-------- Records to process

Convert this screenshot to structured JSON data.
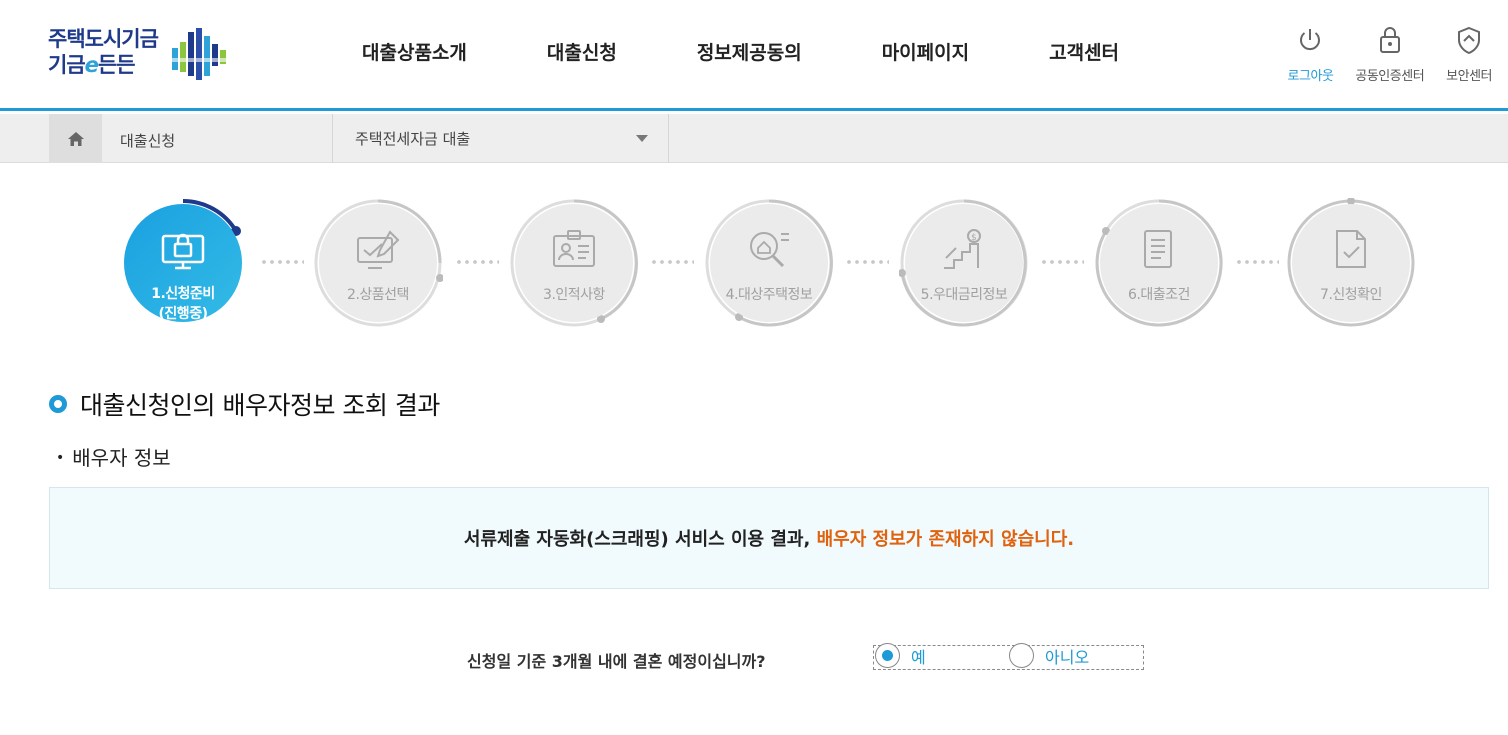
{
  "header": {
    "logo": {
      "line1": "주택도시기금",
      "line2_a": "기금",
      "line2_e": "e",
      "line2_b": "든든"
    },
    "gnb": [
      "대출상품소개",
      "대출신청",
      "정보제공동의",
      "마이페이지",
      "고객센터"
    ],
    "util": [
      {
        "label": "로그아웃",
        "icon": "power-icon"
      },
      {
        "label": "공동인증센터",
        "icon": "lock-icon"
      },
      {
        "label": "보안센터",
        "icon": "shield-icon"
      }
    ]
  },
  "breadcrumb": {
    "current": "대출신청",
    "select_label": "주택전세자금 대출"
  },
  "steps": [
    {
      "label": "1.신청준비",
      "sub": "(진행중)",
      "icon": "computer-lock-icon",
      "active": true
    },
    {
      "label": "2.상품선택",
      "icon": "monitor-check-icon"
    },
    {
      "label": "3.인적사항",
      "icon": "id-card-icon"
    },
    {
      "label": "4.대상주택정보",
      "icon": "search-house-icon"
    },
    {
      "label": "5.우대금리정보",
      "icon": "money-stairs-icon"
    },
    {
      "label": "6.대출조건",
      "icon": "document-icon"
    },
    {
      "label": "7.신청확인",
      "icon": "document-check-icon"
    }
  ],
  "section": {
    "title": "대출신청인의 배우자정보 조회 결과",
    "subtitle": "배우자 정보"
  },
  "notice": {
    "text": "서류제출 자동화(스크래핑) 서비스 이용 결과,",
    "alert": "배우자 정보가 존재하지 않습니다."
  },
  "question": {
    "text": "신청일 기준 3개월 내에 결혼 예정이십니까?",
    "options": [
      "예",
      "아니오"
    ],
    "selected": "예"
  },
  "colors": {
    "accent": "#1e9ad6",
    "alert": "#e0620e",
    "brand": "#1f3a8a"
  }
}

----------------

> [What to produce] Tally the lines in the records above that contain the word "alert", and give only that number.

> [Solution below] 2